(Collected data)
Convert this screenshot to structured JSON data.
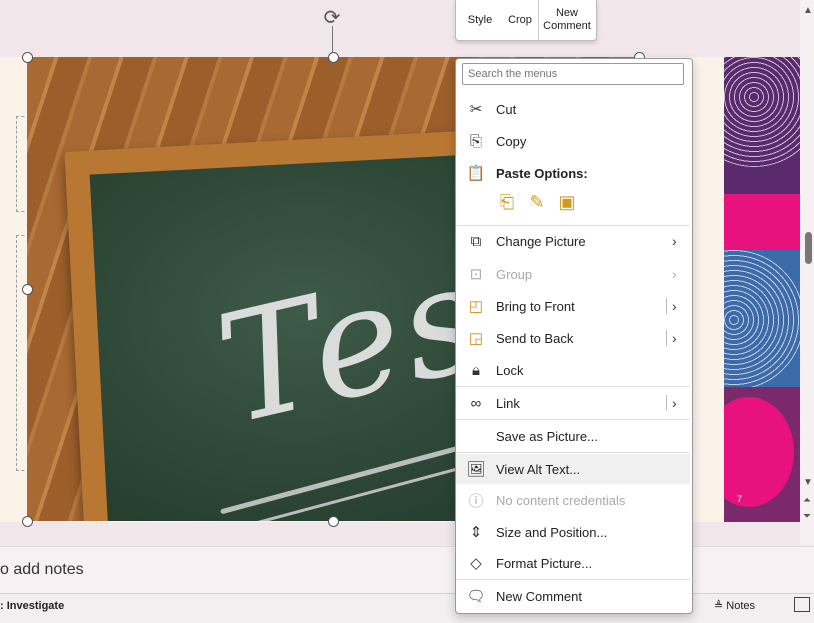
{
  "mini_toolbar": {
    "style_label": "Style",
    "crop_label": "Crop",
    "new_comment_label_1": "New",
    "new_comment_label_2": "Comment"
  },
  "slide": {
    "picture_text": "Test",
    "thumbnail_number": "7"
  },
  "context_menu": {
    "search_placeholder": "Search the menus",
    "items": {
      "cut": "Cut",
      "copy": "Copy",
      "paste_options": "Paste Options:",
      "change_picture": "Change Picture",
      "group": "Group",
      "bring_to_front": "Bring to Front",
      "send_to_back": "Send to Back",
      "lock": "Lock",
      "link": "Link",
      "save_as_picture": "Save as Picture...",
      "view_alt_text": "View Alt Text...",
      "no_content_credentials": "No content credentials",
      "size_and_position": "Size and Position...",
      "format_picture": "Format Picture...",
      "new_comment": "New Comment"
    }
  },
  "notes": {
    "placeholder": "o add notes"
  },
  "status_bar": {
    "left_text": ": Investigate",
    "notes_label": "Notes"
  },
  "icons": {
    "cut": "scissors-icon",
    "copy": "copy-icon",
    "paste": "clipboard-icon",
    "change_picture": "change-picture-icon",
    "group": "group-icon",
    "bring_to_front": "bring-front-icon",
    "send_to_back": "send-back-icon",
    "lock": "lock-icon",
    "link": "link-icon",
    "alt_text": "alt-text-icon",
    "info": "info-icon",
    "size": "size-icon",
    "format": "format-icon",
    "comment": "comment-icon"
  },
  "colors": {
    "accent_pink": "#e8127f",
    "accent_purple": "#5b2a6e",
    "accent_blue": "#3d6aa8"
  }
}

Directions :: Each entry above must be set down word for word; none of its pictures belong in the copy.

Result of the exercise ::
Convert this screenshot to structured JSON data.
{
  "mini_toolbar": {
    "style_label": "Style",
    "crop_label": "Crop",
    "new_comment_label_1": "New",
    "new_comment_label_2": "Comment"
  },
  "slide": {
    "picture_text": "Test",
    "thumbnail_number": "7"
  },
  "context_menu": {
    "search_placeholder": "Search the menus",
    "items": {
      "cut": "Cut",
      "copy": "Copy",
      "paste_options": "Paste Options:",
      "change_picture": "Change Picture",
      "group": "Group",
      "bring_to_front": "Bring to Front",
      "send_to_back": "Send to Back",
      "lock": "Lock",
      "link": "Link",
      "save_as_picture": "Save as Picture...",
      "view_alt_text": "View Alt Text...",
      "no_content_credentials": "No content credentials",
      "size_and_position": "Size and Position...",
      "format_picture": "Format Picture...",
      "new_comment": "New Comment"
    }
  },
  "notes": {
    "placeholder": "o add notes"
  },
  "status_bar": {
    "left_text": ": Investigate",
    "notes_label": "Notes"
  },
  "icons": {
    "cut": "scissors-icon",
    "copy": "copy-icon",
    "paste": "clipboard-icon",
    "change_picture": "change-picture-icon",
    "group": "group-icon",
    "bring_to_front": "bring-front-icon",
    "send_to_back": "send-back-icon",
    "lock": "lock-icon",
    "link": "link-icon",
    "alt_text": "alt-text-icon",
    "info": "info-icon",
    "size": "size-icon",
    "format": "format-icon",
    "comment": "comment-icon"
  },
  "colors": {
    "accent_pink": "#e8127f",
    "accent_purple": "#5b2a6e",
    "accent_blue": "#3d6aa8"
  }
}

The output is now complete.